April 2020 - Maternal & Child Health Month
Rotary International's theme for April is Maternal and Child Health!
Every day mothers risk their lives giving birth and millions of children die each year from treatable, preventable causes. At least 7 million children under the age of five die each year due to malnutrition, poor health care, and inadequate sanitation.
To help reduce this rate, Rotary provides immunizations and antibiotics to babies, improves access to essential medical services, and supports trained health care providers for mothers and their children. Rotary’s projects ensure sustainability by empowering the local community to take ownership of health care training programs.
Maternal and Child Health Care is also recognized as one of Rotary’s Six Areas of Focus.
From the World Health Organization (WHO)
Maternal and newborn health
Maternal health refers to the health of women during pregnancy, childbirth and the postpartum period, whereas perinatal health refers to health from 22 completed weeks of gestation until 7 completed days after birth. Newborn health is the babies’ first month of life. A healthy start during the perinatal period influences infancy, childhood and adulthood.
Maternal, perinatal and newborn health matters to every person, society and country, and should be viewed from both a human rights and wellbeing perspective as highly important topics.
The Sustainable Development Goals (SDGs) are a set of goals set out in 2015 in order to achieve a new sustainable development agenda for the world by 2030. Out of the 17 development goals, number 3 is the goal directly linked to health. Within goal number 3, target 3.1 aims to decrease the global maternal mortality rate to less than 70 per 100,000 live births by 2030.
In May 2016, the 69th World Health Assembly (WHA) took place in Geneva, Switzerland. The WHA, which is the highest decision-making organ within the WHO, accepted a resolution related to women’s, children’s and adolescent's health. The resolution strives to ensure that every woman, child and adolescent worldwide are able to survive and thrive by the year of 2030, and is directly aligned with the SDGs and goal number 3.
Health before pregnancy
Parent's overall health and lifestyle choices before pregnancy can affect fertility, maternal health and infant's probability of developing chronic conditions later in life. Such choices include: maintaining a healthy diet, being physically active and avoiding unhealthy behavior (such as smoking, illicit drug use, alcohol consumption and unsafe sexual behavior).
People contemplating pregnancy should be screened for health problems; these need to be diagnosed and managed for optimal maternal and newborn health.
During pregnancy, the dynamics of work and home life, as well as physiological and psychological needs, change in preparation for parenthood. A healthy environment and healthy lifestyle during the 40 weeks of pregnancy are important to optimize health in a woman’s changing body.
In the 53 Member States in the WHO European Region, particular groups of women have a higher risk of adverse outcomes of pregnancy and birth, including: adolescents, migrants, Roma and women with low socioeconomic status or education level. (Poverty is strongly associated with poor reproductive health.) These groups often do not seek antenatal care (ANC), and experience violence during pregnancy. To address these issues, SDG 3- “ Ensure healthy lives and promote well-being for all at all ages” strives further to improve quality of care and decrease inequality in the social determinants of sexual and reproductive health. These are all important factors for reducing the maternal mortality rate.

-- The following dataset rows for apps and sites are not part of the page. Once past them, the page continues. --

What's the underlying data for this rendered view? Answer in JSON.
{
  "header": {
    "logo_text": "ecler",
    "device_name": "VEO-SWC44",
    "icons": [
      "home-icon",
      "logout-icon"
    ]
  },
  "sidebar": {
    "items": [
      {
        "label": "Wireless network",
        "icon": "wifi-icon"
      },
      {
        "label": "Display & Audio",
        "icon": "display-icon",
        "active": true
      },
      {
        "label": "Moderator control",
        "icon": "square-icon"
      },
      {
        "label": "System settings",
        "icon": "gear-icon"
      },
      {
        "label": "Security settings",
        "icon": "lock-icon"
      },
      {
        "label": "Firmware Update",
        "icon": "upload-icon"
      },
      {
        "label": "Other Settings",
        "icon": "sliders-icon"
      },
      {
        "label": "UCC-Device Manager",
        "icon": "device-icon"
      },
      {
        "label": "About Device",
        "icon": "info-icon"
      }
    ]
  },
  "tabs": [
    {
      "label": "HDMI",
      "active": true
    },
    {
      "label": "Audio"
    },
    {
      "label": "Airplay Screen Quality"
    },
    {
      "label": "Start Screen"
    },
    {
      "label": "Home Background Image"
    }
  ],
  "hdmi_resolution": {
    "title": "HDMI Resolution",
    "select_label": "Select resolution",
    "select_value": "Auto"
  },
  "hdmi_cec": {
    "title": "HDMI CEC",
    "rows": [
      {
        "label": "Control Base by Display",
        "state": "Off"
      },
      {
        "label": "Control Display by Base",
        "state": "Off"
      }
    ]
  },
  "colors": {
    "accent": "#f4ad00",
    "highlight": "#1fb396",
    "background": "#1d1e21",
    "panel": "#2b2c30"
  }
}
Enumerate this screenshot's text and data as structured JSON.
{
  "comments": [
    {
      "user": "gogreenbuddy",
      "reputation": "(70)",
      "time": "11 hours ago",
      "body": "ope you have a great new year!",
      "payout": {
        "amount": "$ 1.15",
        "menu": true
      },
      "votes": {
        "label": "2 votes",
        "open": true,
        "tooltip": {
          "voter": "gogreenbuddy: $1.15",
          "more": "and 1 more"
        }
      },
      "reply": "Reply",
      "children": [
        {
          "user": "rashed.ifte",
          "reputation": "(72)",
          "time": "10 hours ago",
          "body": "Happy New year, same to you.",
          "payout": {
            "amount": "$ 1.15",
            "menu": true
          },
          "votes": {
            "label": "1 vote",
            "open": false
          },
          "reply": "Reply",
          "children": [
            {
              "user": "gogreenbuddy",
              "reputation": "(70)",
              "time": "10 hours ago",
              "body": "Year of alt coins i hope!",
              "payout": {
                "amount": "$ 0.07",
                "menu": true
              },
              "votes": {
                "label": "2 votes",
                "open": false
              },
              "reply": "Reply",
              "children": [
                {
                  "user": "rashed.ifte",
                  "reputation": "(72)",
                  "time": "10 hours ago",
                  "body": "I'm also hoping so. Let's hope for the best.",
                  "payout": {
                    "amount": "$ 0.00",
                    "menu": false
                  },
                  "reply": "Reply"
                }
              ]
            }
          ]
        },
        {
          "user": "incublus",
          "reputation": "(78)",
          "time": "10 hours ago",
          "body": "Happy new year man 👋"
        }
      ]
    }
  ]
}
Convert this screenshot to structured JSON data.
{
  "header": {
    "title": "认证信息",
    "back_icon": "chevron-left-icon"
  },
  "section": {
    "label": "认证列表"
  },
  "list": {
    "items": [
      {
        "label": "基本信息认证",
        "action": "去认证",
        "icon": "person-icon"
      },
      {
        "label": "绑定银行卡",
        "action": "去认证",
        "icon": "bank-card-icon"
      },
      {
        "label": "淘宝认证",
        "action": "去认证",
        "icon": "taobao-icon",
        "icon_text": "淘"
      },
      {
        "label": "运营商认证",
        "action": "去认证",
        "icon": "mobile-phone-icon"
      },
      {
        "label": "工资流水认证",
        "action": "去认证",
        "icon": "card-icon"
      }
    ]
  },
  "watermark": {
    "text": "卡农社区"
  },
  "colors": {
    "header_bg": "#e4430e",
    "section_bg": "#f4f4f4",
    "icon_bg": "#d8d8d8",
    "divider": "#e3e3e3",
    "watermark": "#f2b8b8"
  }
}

High-quality ANC (professional health care throughout pregnancy) is essential to monitor maternal, perinatal and newborn health, along with providing education and basic, easily understood information on health care to expectant parents. While most pregnancies are uneventful, high-quality ANC is needed to detect and manage the minority that have complications. Evidence shows that timely prevention, intervention and management reduce maternal, perinatal and newborn morbidity and mortality.
Delivery complications may require immediate professional care. That is why high-quality, evidenced-based emergency obstetric and neonatal care is one of WHO’s highest priorities to reduce illness and death in mothers and their newborn babies.
Monitoring maternal and newborn health during the postpartum period is critical. The risk of death is highest for newborn babies: 75% of all neonatal deaths occur during the first week of life. Timely detection and management of symptoms have been shown to reduce mortality and complications.
Breastfeeding is optimal for both maternal and child health, and crucial for a healthy start in life. Exclusive breastfeeding for six months provides just the nutrients that newborn babies need and promotes bonding with their mothers. For women, the benefits include a reduced risk of ovarian and breast cancer, and a quicker return to pre-pregnancy weight than with formula feeding.
Women who remain healthy during pregnancy and after birth are more likely to stay healthy later in life. The continuum of newborn, infant, child, adolescent, reproductive, maternal and perinatal health is part of a woman’s life-course. All these stages are interrelated.